Blood on the leaves and blood at the root
Black bodies swinging in the southern breeze
Strange fruit hanging from the poplar trees
Pastoral scene of the gallant south
The bulging eyes and the twisted mouth
Scent of magnolias, sweet and fresh
Then the sudden smell of burning flesh
Here is fruit for the crows to pluck
For the rain to gather, for the wind to suck
For the sun to rot, for the trees to drop
Here is a strange and bitter crop
It is a complicated thing to be young, black, and male in America. Not only are you well aware that many people are afraid of you—you can see them clutching their purses or stiffening in their subway seats when you sit across from them—you must also remain conscious of the fact that people expect you to be apologetic for their fear. It’s your job to be remorseful about the fact that your very nature makes them uncomfortable, like a pilot having to apologize to a fearful flyer for being in the sky.
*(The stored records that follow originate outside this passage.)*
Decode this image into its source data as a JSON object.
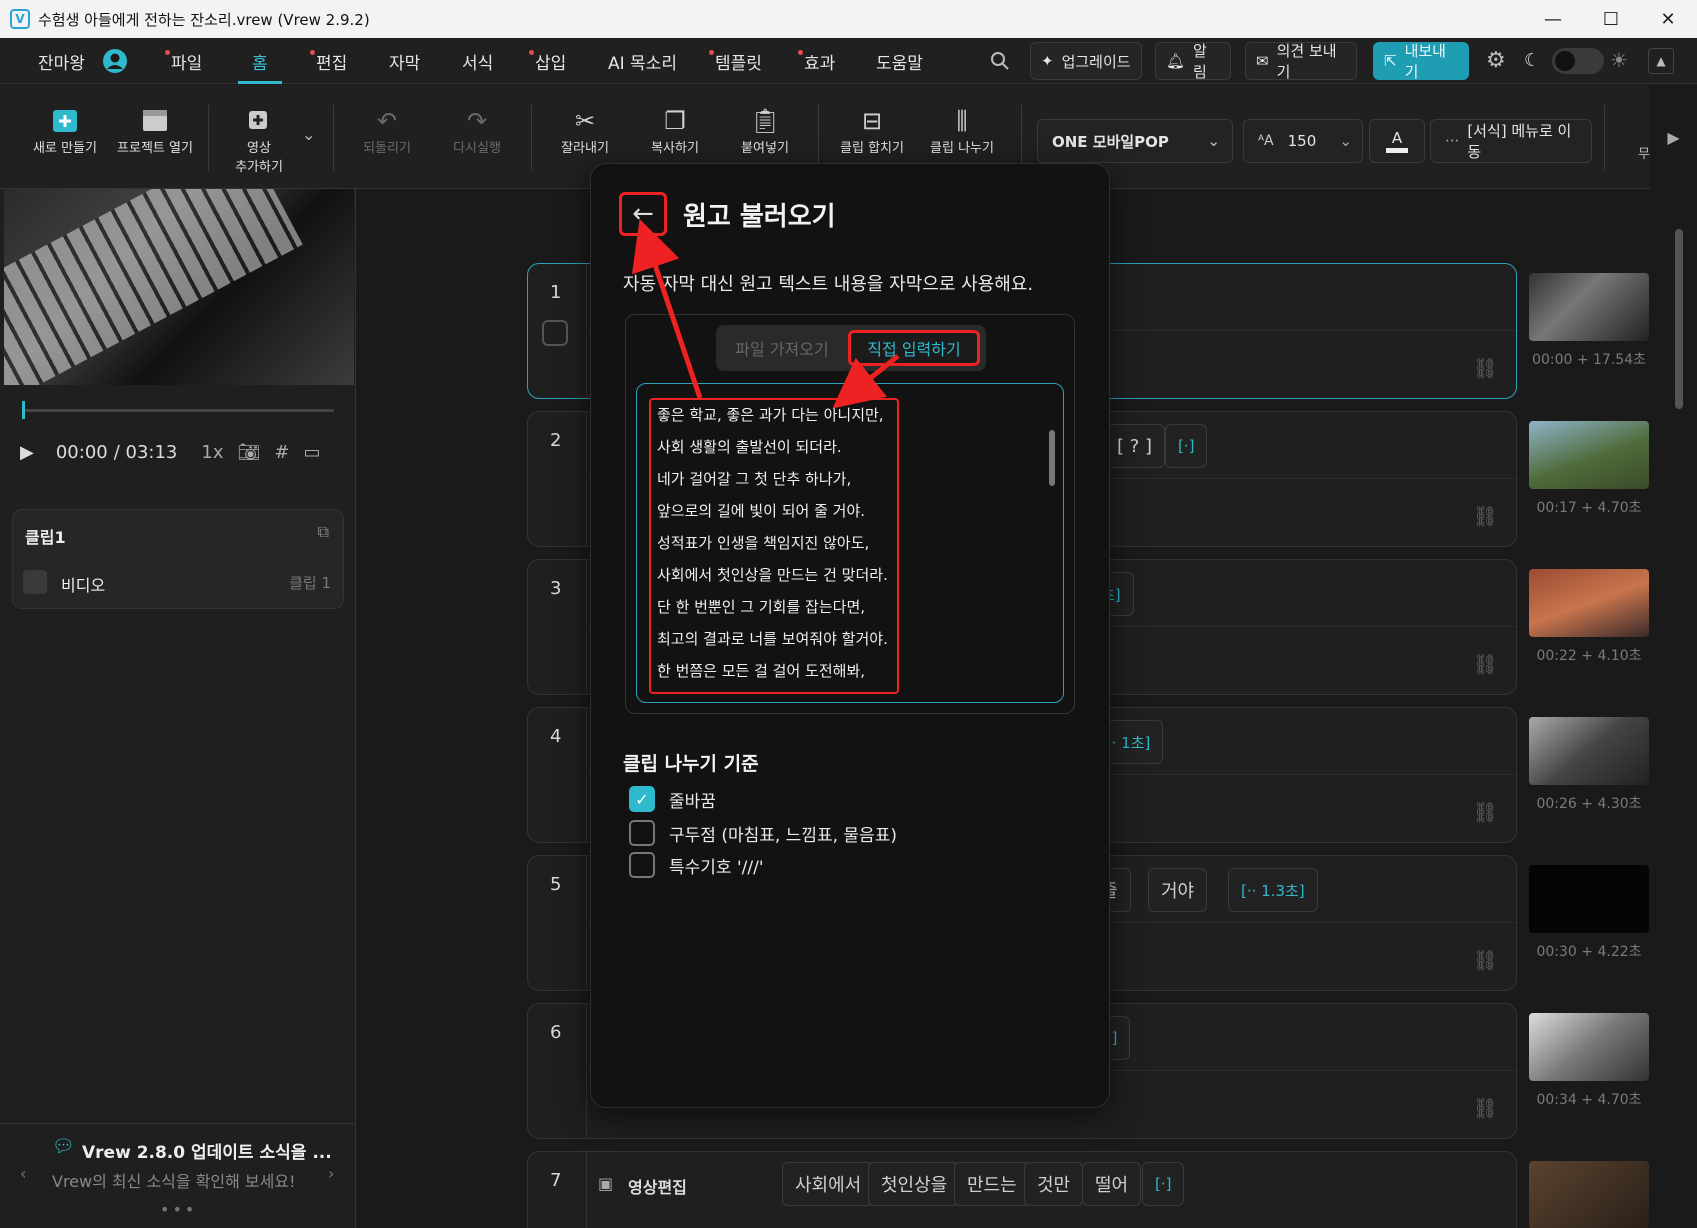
{
  "window": {
    "title": "수험생 아들에게 전하는 잔소리.vrew (Vrew 2.9.2)",
    "logo_text": "V",
    "controls": [
      "—",
      "☐",
      "✕"
    ]
  },
  "menubar": {
    "user": "잔마왕",
    "items": [
      {
        "label": "파일",
        "dot": true
      },
      {
        "label": "홈",
        "dot": false,
        "active": true
      },
      {
        "label": "편집",
        "dot": true
      },
      {
        "label": "자막",
        "dot": false
      },
      {
        "label": "서식",
        "dot": false
      },
      {
        "label": "삽입",
        "dot": true
      },
      {
        "label": "AI 목소리",
        "dot": false
      },
      {
        "label": "템플릿",
        "dot": true
      },
      {
        "label": "효과",
        "dot": true
      },
      {
        "label": "도움말",
        "dot": false
      }
    ],
    "upgrade": "업그레이드",
    "alarm": "알림",
    "feedback": "의견 보내기",
    "export": "내보내기"
  },
  "toolbar": {
    "new": "새로 만들기",
    "open": "프로젝트 열기",
    "add_video_1": "영상",
    "add_video_2": "추가하기",
    "undo": "되돌리기",
    "redo": "다시실행",
    "cut": "잘라내기",
    "copy": "복사하기",
    "paste": "붙여넣기",
    "merge": "클립 합치기",
    "split": "클립 나누기",
    "font": "ONE 모바일POP",
    "font_size": "150",
    "font_color_label": "A",
    "format_menu": "[서식] 메뉴로 이동",
    "more": "무"
  },
  "player": {
    "current": "00:00",
    "total": "/ 03:13",
    "speed": "1x"
  },
  "clip_panel": {
    "title": "클립1",
    "item": "비디오",
    "item_meta": "클립 1"
  },
  "news": {
    "title": "Vrew 2.8.0 업데이트 소식을 ...",
    "body": "Vrew의 최신 소식을 확인해 보세요!"
  },
  "rows": [
    {
      "num": "1",
      "time": "00:00 + 17.54초"
    },
    {
      "num": "2",
      "time": "00:17 + 4.70초",
      "words": [
        "[ ? ]",
        "[·]"
      ]
    },
    {
      "num": "3",
      "time": "00:22 + 4.10초",
      "words": [
        "초]"
      ]
    },
    {
      "num": "4",
      "time": "00:26 + 4.30초",
      "words": [
        "[·· 1초]"
      ]
    },
    {
      "num": "5",
      "time": "00:30 + 4.22초",
      "words": [
        "줄",
        "거야",
        "[·· 1.3초]"
      ]
    },
    {
      "num": "6",
      "time": "00:34 + 4.70초",
      "words": [
        "[·]"
      ]
    },
    {
      "num": "7",
      "label": "영상편집",
      "words": [
        "사회에서",
        "첫인상을",
        "만드는",
        "것만",
        "떨어",
        "[·]"
      ]
    }
  ],
  "modal": {
    "title": "원고 불러오기",
    "description": "자동 자막 대신 원고 텍스트 내용을 자막으로 사용해요.",
    "tab_file": "파일 가져오기",
    "tab_direct": "직접 입력하기",
    "lines": [
      "좋은 학교, 좋은 과가 다는 아니지만,",
      "사회 생활의 출발선이 되더라.",
      "네가 걸어갈 그 첫 단추 하나가,",
      "앞으로의 길에 빛이 되어 줄 거야.",
      "성적표가 인생을 책임지진 않아도,",
      "사회에서 첫인상을 만드는 건 맞더라.",
      "단 한 번뿐인 그 기회를 잡는다면,",
      "최고의 결과로 너를 보여줘야 할거야.",
      "한 번쯤은 모든 걸 걸어 도전해봐,"
    ],
    "split_title": "클립 나누기 기준",
    "options": [
      {
        "label": "줄바꿈",
        "checked": true
      },
      {
        "label": "구두점 (마침표, 느낌표, 물음표)",
        "checked": false
      },
      {
        "label": "특수기호 '///'",
        "checked": false
      }
    ]
  },
  "colors": {
    "accent": "#2fb9cc",
    "annotation": "#ee2222",
    "background": "#1a1a1a"
  }
}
If you’re a black man and you don’t remain vigilant of and obsequious to white people’s panic in your presence—if you, say, punch a man who accosts you during dinner with your girlfriend and screams “Nigger!” in your face, or if you, say, punch a man who is following you without cause in the dark with a handgun at his side—then you must be prepared to be arrested, be beaten, be shot through the heart and lung and die on the way home to watch a basketball game with your family. And after you are dead, other blacks should be prepared for people to say you are a vicious thug who deserved it.
There’s fear that the verdict will embolden vigilantes but that need not be the concern: History has already done that. You need not recall specifics of everything that has transpired in Florida over the past two hundred years to recognize this. The details of Rosewood, the black town terrorized and burned to the ground in 1923, and of Groveland and the black men falsely accused of rape and murdered there in 1949, can remain obscure and retain sway over our present concerns. Names—like Claude Neal, lynched in 1934, and Harry and Harriette Moore, N.A.A.C.P. organizers in Mims County, killed by a firebomb in 1951—can be overlooked. What cannot be forgotten, however, is that there were no consequences for those actions.
Perhaps history does not repeat itself exactly, but it is certainly prone to extended paraphrases. Long before the jury announced its decision, many people had seen what the outcome would be, had known it would be a strange echo of the words Zimmerman uttered that rainy night in central Florida: they always get away.